::: Source information :::

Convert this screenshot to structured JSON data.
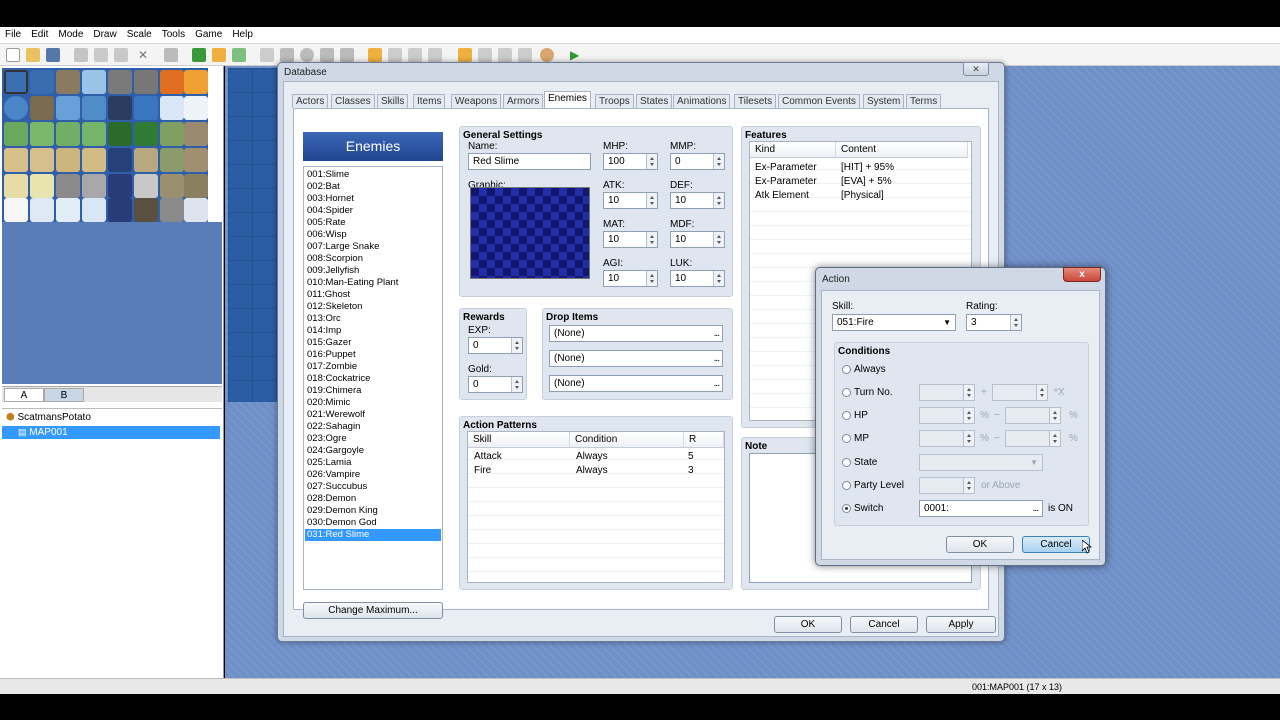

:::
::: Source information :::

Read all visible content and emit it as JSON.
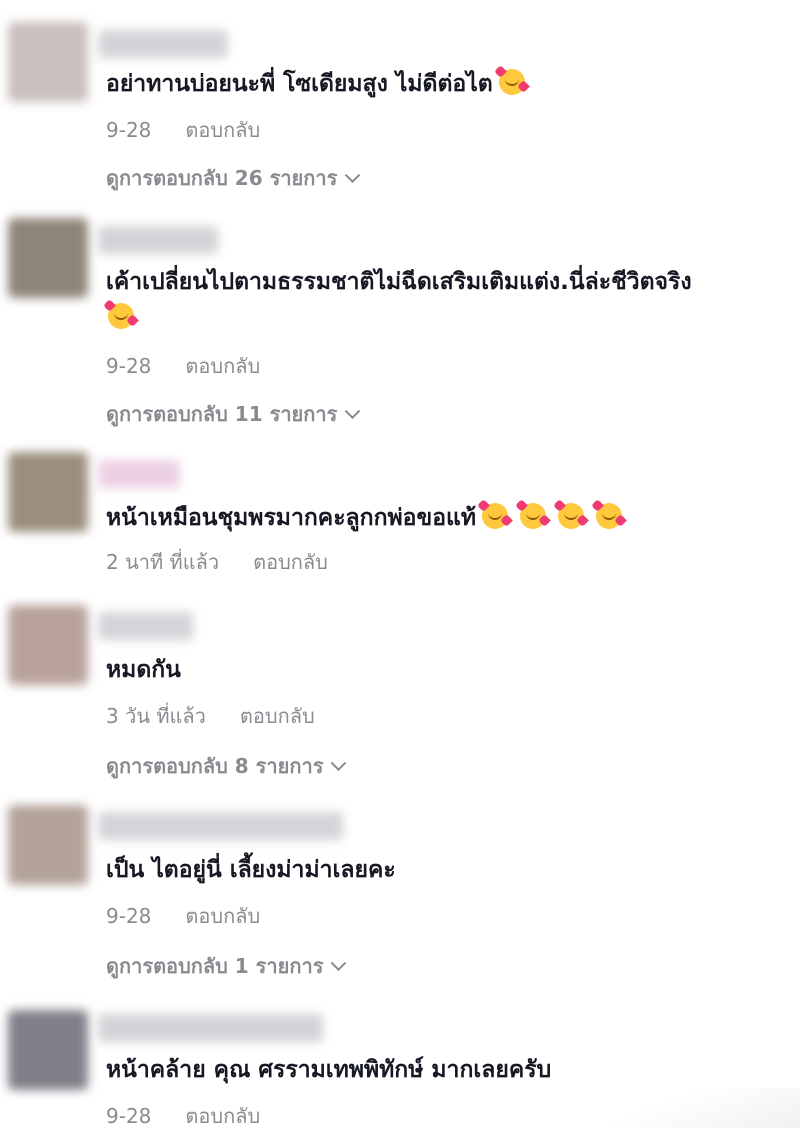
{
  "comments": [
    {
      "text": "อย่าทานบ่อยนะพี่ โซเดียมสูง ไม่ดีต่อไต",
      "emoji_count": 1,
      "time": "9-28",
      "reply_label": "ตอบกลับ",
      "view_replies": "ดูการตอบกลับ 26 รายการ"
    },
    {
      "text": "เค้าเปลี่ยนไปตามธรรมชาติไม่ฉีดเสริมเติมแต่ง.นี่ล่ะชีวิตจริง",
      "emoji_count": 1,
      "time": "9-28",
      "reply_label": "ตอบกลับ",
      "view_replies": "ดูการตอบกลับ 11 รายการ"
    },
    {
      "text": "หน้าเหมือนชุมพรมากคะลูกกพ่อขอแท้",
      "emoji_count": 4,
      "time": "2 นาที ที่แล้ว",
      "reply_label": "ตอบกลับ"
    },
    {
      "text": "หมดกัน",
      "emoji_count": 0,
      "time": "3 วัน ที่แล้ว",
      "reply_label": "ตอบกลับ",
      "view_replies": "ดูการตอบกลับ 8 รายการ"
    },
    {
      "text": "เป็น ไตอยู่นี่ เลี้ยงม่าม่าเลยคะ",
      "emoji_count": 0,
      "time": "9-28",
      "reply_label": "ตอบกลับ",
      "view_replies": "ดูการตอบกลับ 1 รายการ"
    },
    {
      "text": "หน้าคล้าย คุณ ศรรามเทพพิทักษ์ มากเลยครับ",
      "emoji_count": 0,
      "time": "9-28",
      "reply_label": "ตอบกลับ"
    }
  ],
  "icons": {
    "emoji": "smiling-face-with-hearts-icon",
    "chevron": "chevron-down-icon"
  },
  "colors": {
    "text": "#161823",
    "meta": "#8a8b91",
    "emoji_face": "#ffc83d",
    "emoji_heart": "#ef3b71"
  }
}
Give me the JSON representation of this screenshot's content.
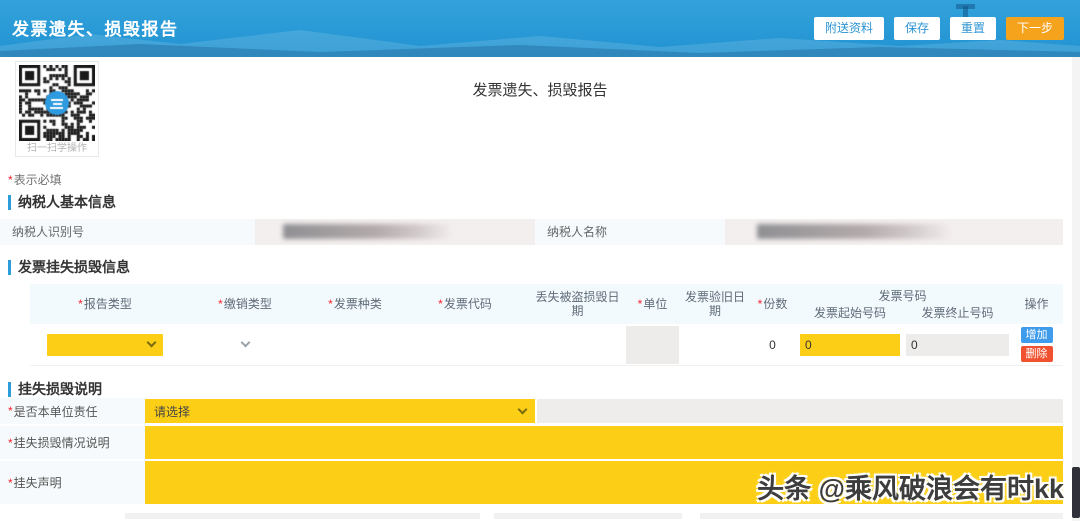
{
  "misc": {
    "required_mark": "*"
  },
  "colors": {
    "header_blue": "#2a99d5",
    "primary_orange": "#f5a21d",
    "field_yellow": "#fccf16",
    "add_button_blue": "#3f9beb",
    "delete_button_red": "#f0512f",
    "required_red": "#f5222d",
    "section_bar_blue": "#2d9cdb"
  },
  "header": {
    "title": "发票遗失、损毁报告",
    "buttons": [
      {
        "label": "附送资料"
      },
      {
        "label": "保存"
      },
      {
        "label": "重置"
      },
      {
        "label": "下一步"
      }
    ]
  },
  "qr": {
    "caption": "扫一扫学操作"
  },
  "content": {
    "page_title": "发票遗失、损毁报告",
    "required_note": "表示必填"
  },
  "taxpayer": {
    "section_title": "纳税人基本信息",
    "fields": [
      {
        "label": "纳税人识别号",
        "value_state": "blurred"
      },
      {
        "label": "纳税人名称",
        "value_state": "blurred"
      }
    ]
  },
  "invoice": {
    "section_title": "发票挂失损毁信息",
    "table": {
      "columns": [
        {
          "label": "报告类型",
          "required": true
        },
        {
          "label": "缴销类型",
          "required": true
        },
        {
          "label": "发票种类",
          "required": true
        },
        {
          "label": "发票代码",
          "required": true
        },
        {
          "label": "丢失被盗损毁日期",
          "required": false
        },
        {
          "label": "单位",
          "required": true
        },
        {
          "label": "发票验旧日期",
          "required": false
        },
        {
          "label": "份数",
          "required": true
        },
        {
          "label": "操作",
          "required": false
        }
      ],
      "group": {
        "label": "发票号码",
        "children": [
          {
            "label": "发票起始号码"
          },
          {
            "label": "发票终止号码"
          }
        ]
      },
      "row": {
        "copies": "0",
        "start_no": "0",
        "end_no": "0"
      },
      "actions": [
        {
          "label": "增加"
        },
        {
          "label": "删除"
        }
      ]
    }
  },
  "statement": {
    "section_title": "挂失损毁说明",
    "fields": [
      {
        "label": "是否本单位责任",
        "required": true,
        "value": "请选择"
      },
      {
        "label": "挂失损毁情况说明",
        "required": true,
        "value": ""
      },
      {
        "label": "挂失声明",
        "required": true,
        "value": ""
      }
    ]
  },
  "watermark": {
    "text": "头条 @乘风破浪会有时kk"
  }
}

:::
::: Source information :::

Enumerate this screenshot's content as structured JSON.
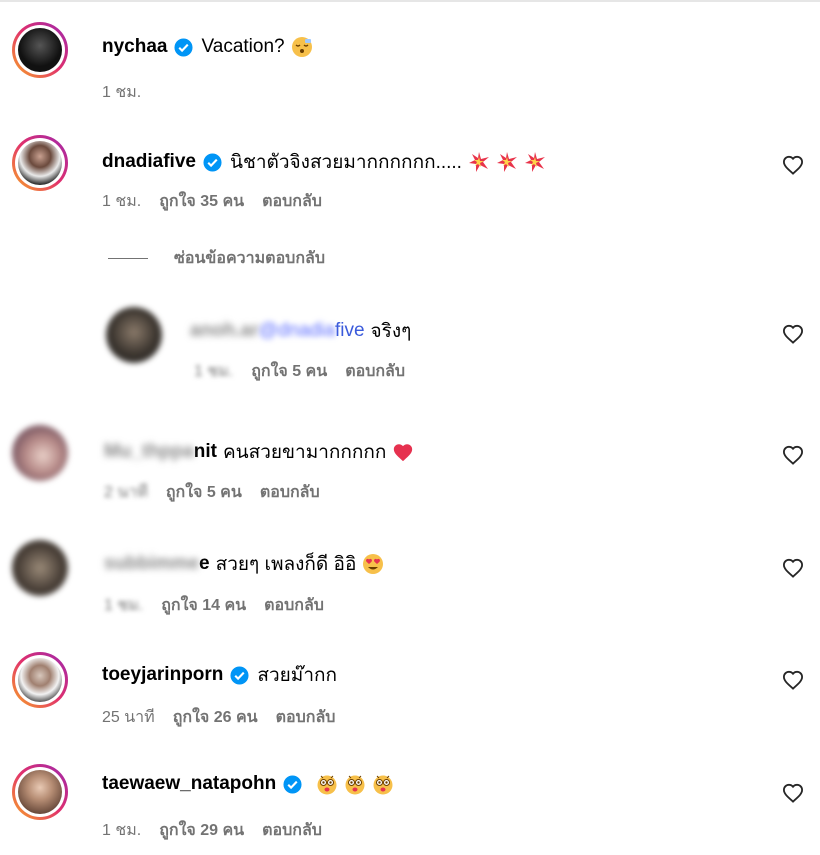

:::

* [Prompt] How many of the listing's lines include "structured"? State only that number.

* [Solved problem] 2